Damage to electronics falls under personal property coverage. According to the Insurance Information Institute (III), personal property damage from lightning strikes is covered under basic and broad homeowners insurance policies. Damage from power surges caused by the "sudden and accidental damage from artificially generated electrical current (does not include loss to a tube, transistor or similar electronic component)" is covered by all except H0-8 and Basic H0-1 home insurance policies.

Most policies limit personal property reimbursement to between 50 to 70 percent of the dwelling coverage amount. While your family's entertainment system should be covered, many policies limit amounts for electronics designed to be used in a vehicle and property used in a business, according to the National Association of Insurance Commissioners. If you have a home office, your computers, monitors, etc., might not be fully covered. If you have expensive business electronics, consider purchasing additional coverage for them.

Homeowners insurance for power outage: burst pipes

What if a power outage shuts down your heating system, and this causes your pipes to burst? The resulting winter homeowner claim and personal property damage should be covered, says the III. "Freezing of a plumbing, heating, air conditioning or automatic, fire-protective sprinkler system, or of a household appliance" is included in all but the most basic H0-1 policies and H0-8 policies.

However, if your pipes burst because you neglected to leave the heat on while you took a vacation, or you forgot to pay your power bill, that's your problem. Prevention is the way to go, by insulating pipes, draining your hoses, and setting the thermostat no lower than 55 degrees. Leaving town? Shut off the main water supply and drain the system by opening all faucets and flushing the toilets.

Power outage: generators

If you live in an area prone to extended power outages, it may make sense to get a gas generator for emergencies. But does having one affect your insurance rates or reimbursement amounts?

The first thing you need to understand is that there are two different kinds of generators:

  1. Portable. Portable ones should never be run indoors because of fumes and other hazards (gasoline and motors). These are fine for short periods, perhaps running a few appliances. Having one might make you a little more comfortable during an outage, but won't affect your insurance.
  2. Permanent. For full protection in an outage, you'll want an automatic standby generator. This is a permanent installation, powered by natural gas or propane. In a power outage, it fires up automatically. It's not a cheap system, however. The unit itself costs between $2,500 and $10,000, and installation -- connecting it to your electrical system and gas or propane line -- can add several thousand more. Your reward, in addition to retaining your customary lifestyle while your neighbors are sitting in the dark, may be a small discount on your homeowners insurance. Savings of up to 5 percent may be available to those with permanent generators. So, if you need a generator to keep a home-based business going, enhance your property value or just eliminate a source of worry, go for it. Just don't expect to save much on your homeowners insurance.

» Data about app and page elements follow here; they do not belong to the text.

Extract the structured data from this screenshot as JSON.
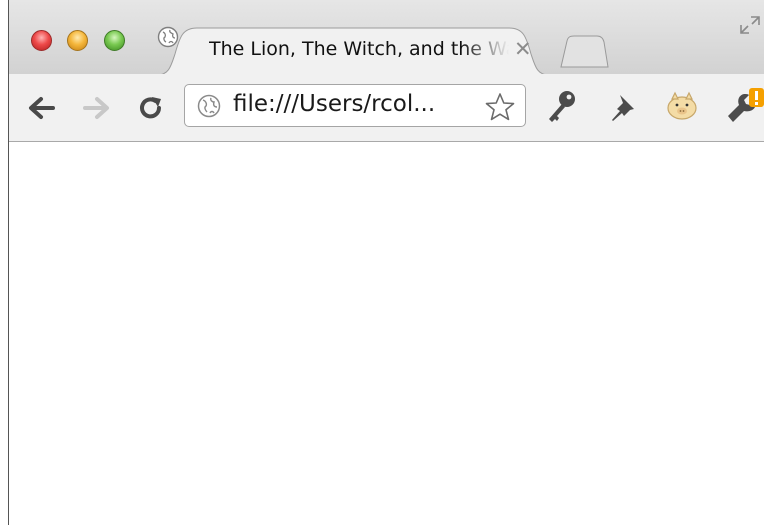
{
  "window": {
    "controls": [
      "close-button",
      "minimize-button",
      "zoom-button"
    ]
  },
  "tabs": [
    {
      "title": "The Lion, The Witch, and the Wardrobe",
      "icon": "globe-icon",
      "active": true
    }
  ],
  "toolbar": {
    "back_icon": "back-arrow-icon",
    "forward_icon": "forward-arrow-icon",
    "reload_icon": "reload-icon",
    "address": "file:///Users/rcol...",
    "bookmark_icon": "star-icon",
    "extensions": [
      "key-icon",
      "pushpin-icon",
      "pig-icon"
    ],
    "menu_icon": "wrench-icon"
  },
  "colors": {
    "badge": "#f5a000",
    "window_border": "#555555"
  }
}
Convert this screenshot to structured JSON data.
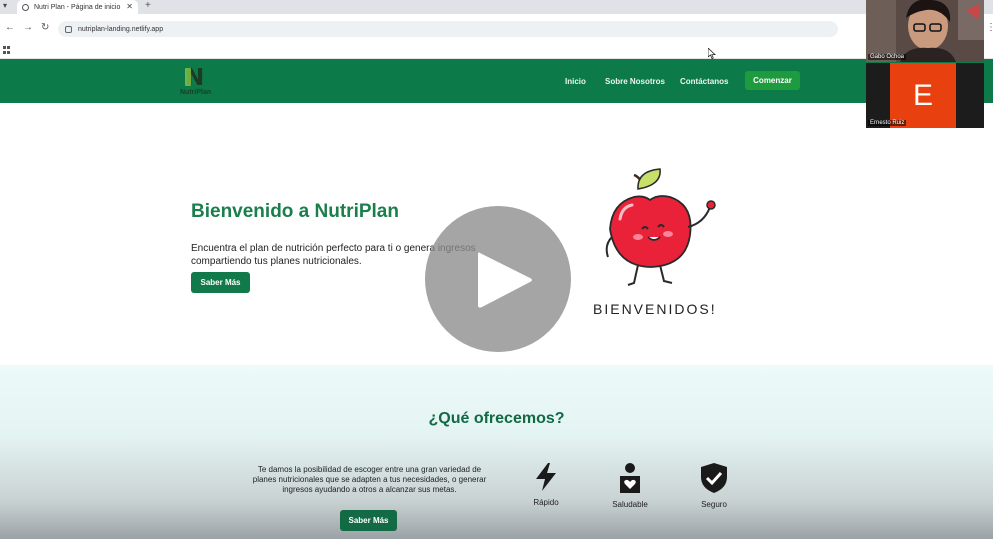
{
  "browser": {
    "tab_title": "Nutri Plan - Página de inicio",
    "url": "nutriplan-landing.netlify.app"
  },
  "header": {
    "logo_text": "NutriPlan",
    "nav": [
      "Inicio",
      "Sobre Nosotros",
      "Contáctanos"
    ],
    "cta_label": "Comenzar",
    "color": "#0d7a4a"
  },
  "hero": {
    "title": "Bienvenido a NutriPlan",
    "text": "Encuentra el plan de nutrición perfecto para ti o genera ingresos compartiendo tus planes nutricionales.",
    "button_label": "Saber Más",
    "illustration_caption": "BIENVENIDOS!"
  },
  "offer": {
    "title": "¿Qué ofrecemos?",
    "text": "Te damos la posibilidad de escoger entre una gran variedad de planes nutricionales que se adapten a tus necesidades, o generar ingresos ayudando a otros a alcanzar sus metas.",
    "button_label": "Saber Más",
    "features": [
      {
        "label": "Rápido",
        "icon": "bolt-icon"
      },
      {
        "label": "Saludable",
        "icon": "health-person-icon"
      },
      {
        "label": "Seguro",
        "icon": "shield-check-icon"
      }
    ]
  },
  "video_call": {
    "participants": [
      {
        "name": "Gabo Ochoa"
      },
      {
        "name": "Ernesto Ruiz",
        "initial": "E"
      }
    ]
  }
}
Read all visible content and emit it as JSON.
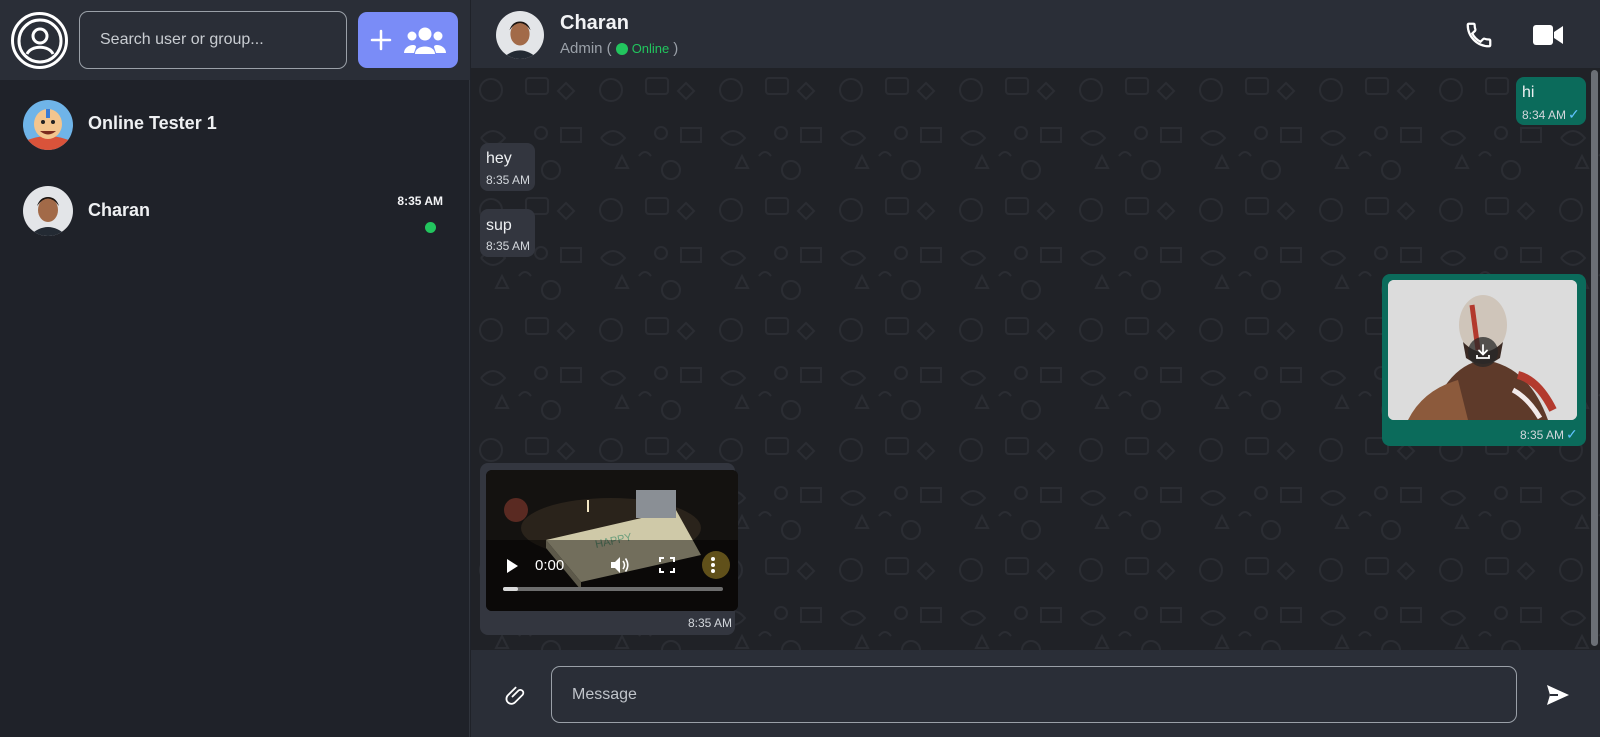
{
  "sidebar": {
    "search": {
      "placeholder": "Search user or group..."
    },
    "chats": [
      {
        "name": "Online Tester 1",
        "time": "",
        "avatar": "cartoon-avatar"
      },
      {
        "name": "Charan",
        "time": "8:35 AM",
        "avatar": "photo-avatar",
        "online": true
      }
    ]
  },
  "header": {
    "name": "Charan",
    "role": "Admin (",
    "status": "Online",
    "close_paren": ")"
  },
  "messages": [
    {
      "direction": "out",
      "text": "hi",
      "time": "8:34 AM"
    },
    {
      "direction": "in",
      "text": "hey",
      "time": "8:35 AM"
    },
    {
      "direction": "in",
      "text": "sup",
      "time": "8:35 AM"
    },
    {
      "direction": "out",
      "type": "image",
      "time": "8:35 AM"
    },
    {
      "direction": "in",
      "type": "video",
      "video_time": "0:00",
      "progress": 0.07,
      "time": "8:35 AM"
    }
  ],
  "composer": {
    "placeholder": "Message"
  },
  "colors": {
    "accent": "#7a8cf7",
    "outgoing_bubble": "#0b6b5b",
    "incoming_bubble": "#33363f",
    "online": "#22c55e"
  }
}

Saving on home insurance for power outages

No one wants to pay more than they have to for homeowners insurance. You can find lower-priced policies by shopping online, which allows you to compare insurance quotes easily. Other strategies include:

  • Deductible. Raise your deductible. Experts recommend that you limit the number of claims you file, anyway. So why pay for the right to file smaller claims when you probably won't file them anyway?
  • Bundle. Shop all your coverage at once, so you can save by bundling multiple policies with one insurer.
  • Good credit. Pay your bills on time. Most insurers include your credit score in their pricing formulas.
  • Avoid preventable claims. Maintain your home's systems, winterize, unplug electronics in severe storms, insulate your pipes, and move your food to a cooler filled with ice during outages.

Prevention is a big part of saving on homeowners insurance. By taking care of your insurer, you're taking care of yourself.